● **Assignment**
Your reply should be a faithful copy of the records below, free of pictures.

[[ Supplied entries, beginning ]]

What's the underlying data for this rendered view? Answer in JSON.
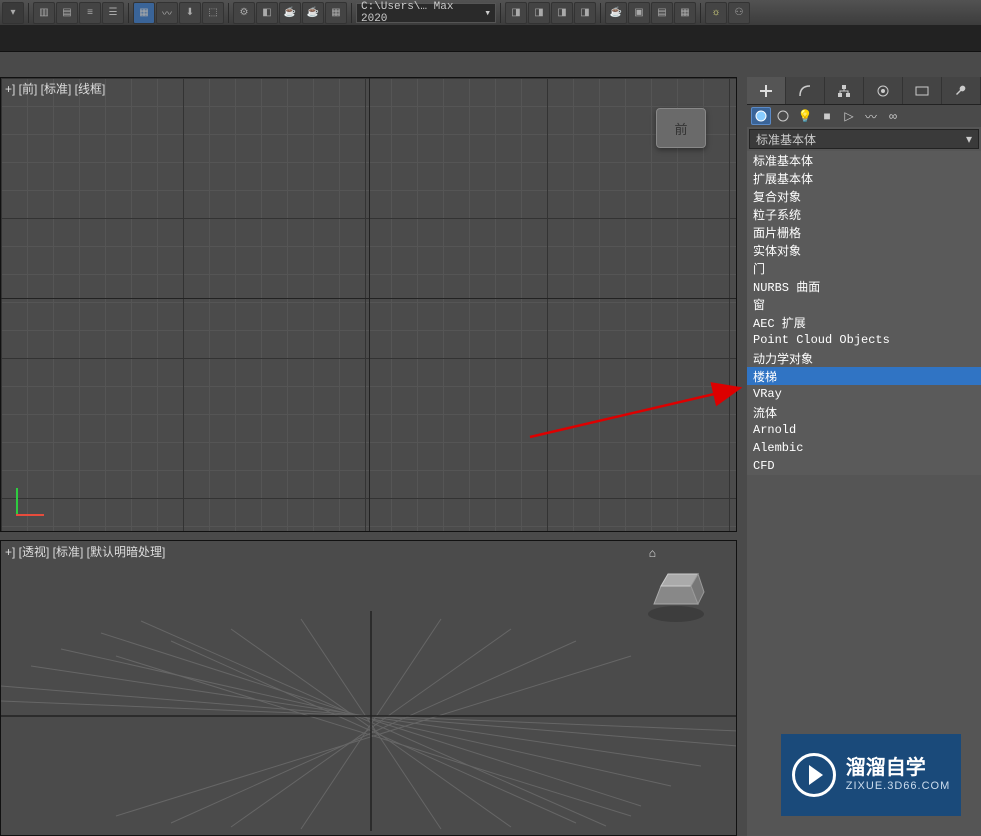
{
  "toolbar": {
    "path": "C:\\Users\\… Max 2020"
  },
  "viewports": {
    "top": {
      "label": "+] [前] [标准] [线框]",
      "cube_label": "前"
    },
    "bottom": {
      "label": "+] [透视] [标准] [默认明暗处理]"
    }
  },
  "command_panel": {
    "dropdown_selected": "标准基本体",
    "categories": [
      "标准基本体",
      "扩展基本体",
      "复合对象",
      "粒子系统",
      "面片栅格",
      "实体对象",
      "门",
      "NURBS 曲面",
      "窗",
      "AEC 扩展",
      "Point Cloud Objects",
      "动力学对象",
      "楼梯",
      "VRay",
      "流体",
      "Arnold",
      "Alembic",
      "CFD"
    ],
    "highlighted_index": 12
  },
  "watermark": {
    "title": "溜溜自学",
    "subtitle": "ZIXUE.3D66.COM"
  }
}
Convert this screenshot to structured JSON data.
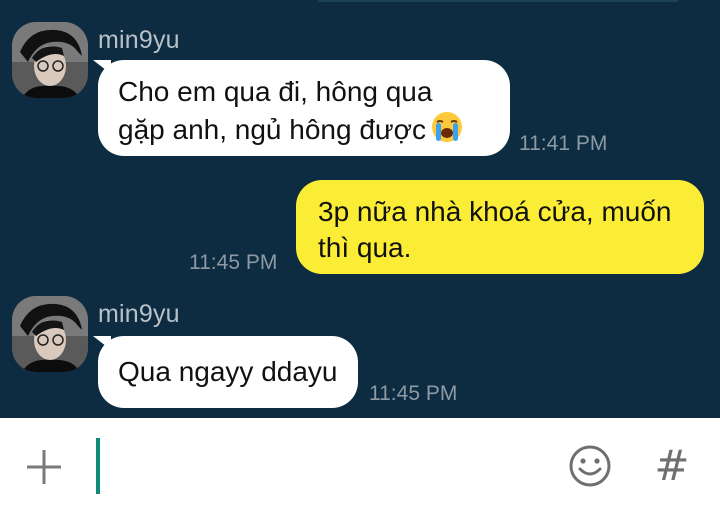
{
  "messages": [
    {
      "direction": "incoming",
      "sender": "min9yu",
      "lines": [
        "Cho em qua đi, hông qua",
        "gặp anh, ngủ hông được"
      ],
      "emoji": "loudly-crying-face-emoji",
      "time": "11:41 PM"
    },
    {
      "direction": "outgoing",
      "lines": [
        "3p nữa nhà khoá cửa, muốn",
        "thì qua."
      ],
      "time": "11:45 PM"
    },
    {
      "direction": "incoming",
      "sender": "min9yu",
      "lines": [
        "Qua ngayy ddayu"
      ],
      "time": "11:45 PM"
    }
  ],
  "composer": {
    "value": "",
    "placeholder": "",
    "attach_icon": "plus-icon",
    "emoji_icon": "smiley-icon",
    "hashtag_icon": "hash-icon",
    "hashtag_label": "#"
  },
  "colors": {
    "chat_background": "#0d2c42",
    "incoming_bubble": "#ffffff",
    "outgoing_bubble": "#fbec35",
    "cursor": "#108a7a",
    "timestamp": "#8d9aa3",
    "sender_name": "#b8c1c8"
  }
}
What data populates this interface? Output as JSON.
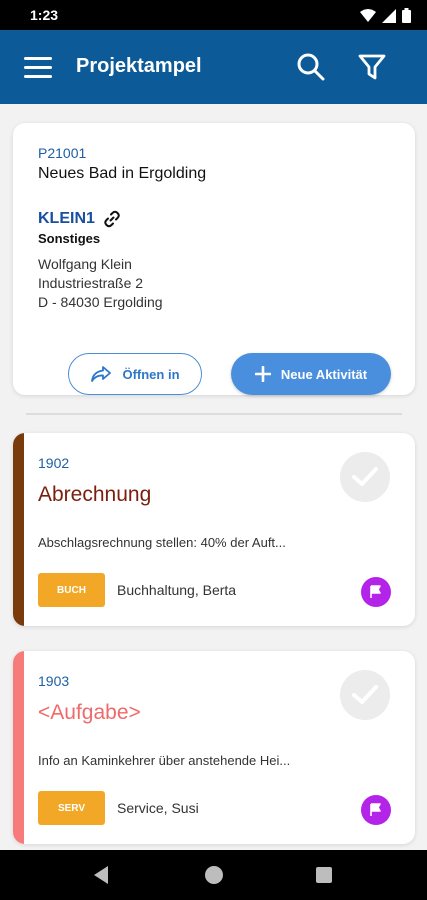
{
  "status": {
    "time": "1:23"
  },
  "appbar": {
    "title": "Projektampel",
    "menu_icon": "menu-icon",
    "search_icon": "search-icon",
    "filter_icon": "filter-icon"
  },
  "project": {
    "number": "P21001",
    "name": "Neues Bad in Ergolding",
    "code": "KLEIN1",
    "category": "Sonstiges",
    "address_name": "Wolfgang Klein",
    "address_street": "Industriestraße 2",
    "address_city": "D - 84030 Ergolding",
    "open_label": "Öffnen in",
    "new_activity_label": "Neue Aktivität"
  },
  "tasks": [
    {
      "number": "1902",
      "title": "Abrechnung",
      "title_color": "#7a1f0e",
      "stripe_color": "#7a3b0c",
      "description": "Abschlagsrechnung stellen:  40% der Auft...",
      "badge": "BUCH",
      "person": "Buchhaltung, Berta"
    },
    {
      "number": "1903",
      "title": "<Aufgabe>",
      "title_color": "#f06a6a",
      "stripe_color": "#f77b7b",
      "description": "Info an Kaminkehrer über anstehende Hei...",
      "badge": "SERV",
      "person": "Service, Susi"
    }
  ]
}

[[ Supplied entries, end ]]

● **Your response**
What's the underlying data for this rendered view? Answer in JSON.
{
  "toolbar": {
    "path": "C:\\Users\\… Max 2020"
  },
  "viewports": {
    "top": {
      "label": "+] [前] [标准] [线框]",
      "cube_label": "前"
    },
    "bottom": {
      "label": "+] [透视] [标准] [默认明暗处理]"
    }
  },
  "command_panel": {
    "dropdown_selected": "标准基本体",
    "categories": [
      "标准基本体",
      "扩展基本体",
      "复合对象",
      "粒子系统",
      "面片栅格",
      "实体对象",
      "门",
      "NURBS 曲面",
      "窗",
      "AEC 扩展",
      "Point Cloud Objects",
      "动力学对象",
      "楼梯",
      "VRay",
      "流体",
      "Arnold",
      "Alembic",
      "CFD"
    ],
    "highlighted_index": 12
  },
  "watermark": {
    "title": "溜溜自学",
    "subtitle": "ZIXUE.3D66.COM"
  }
}
Convert this screenshot to structured JSON data.
{
  "messages": [
    {
      "direction": "incoming",
      "sender": "min9yu",
      "lines": [
        "Cho em qua đi, hông qua",
        "gặp anh, ngủ hông được"
      ],
      "emoji": "loudly-crying-face-emoji",
      "time": "11:41 PM"
    },
    {
      "direction": "outgoing",
      "lines": [
        "3p nữa nhà khoá cửa, muốn",
        "thì qua."
      ],
      "time": "11:45 PM"
    },
    {
      "direction": "incoming",
      "sender": "min9yu",
      "lines": [
        "Qua ngayy ddayu"
      ],
      "time": "11:45 PM"
    }
  ],
  "composer": {
    "value": "",
    "placeholder": "",
    "attach_icon": "plus-icon",
    "emoji_icon": "smiley-icon",
    "hashtag_icon": "hash-icon",
    "hashtag_label": "#"
  },
  "colors": {
    "chat_background": "#0d2c42",
    "incoming_bubble": "#ffffff",
    "outgoing_bubble": "#fbec35",
    "cursor": "#108a7a",
    "timestamp": "#8d9aa3",
    "sender_name": "#b8c1c8"
  }
}
What data populates this interface? Output as JSON.
{
  "status": {
    "time": "1:23"
  },
  "appbar": {
    "title": "Projektampel",
    "menu_icon": "menu-icon",
    "search_icon": "search-icon",
    "filter_icon": "filter-icon"
  },
  "project": {
    "number": "P21001",
    "name": "Neues Bad in Ergolding",
    "code": "KLEIN1",
    "category": "Sonstiges",
    "address_name": "Wolfgang Klein",
    "address_street": "Industriestraße 2",
    "address_city": "D - 84030 Ergolding",
    "open_label": "Öffnen in",
    "new_activity_label": "Neue Aktivität"
  },
  "tasks": [
    {
      "number": "1902",
      "title": "Abrechnung",
      "title_color": "#7a1f0e",
      "stripe_color": "#7a3b0c",
      "description": "Abschlagsrechnung stellen:  40% der Auft...",
      "badge": "BUCH",
      "person": "Buchhaltung, Berta"
    },
    {
      "number": "1903",
      "title": "<Aufgabe>",
      "title_color": "#f06a6a",
      "stripe_color": "#f77b7b",
      "description": "Info an Kaminkehrer über anstehende Hei...",
      "badge": "SERV",
      "person": "Service, Susi"
    }
  ]
}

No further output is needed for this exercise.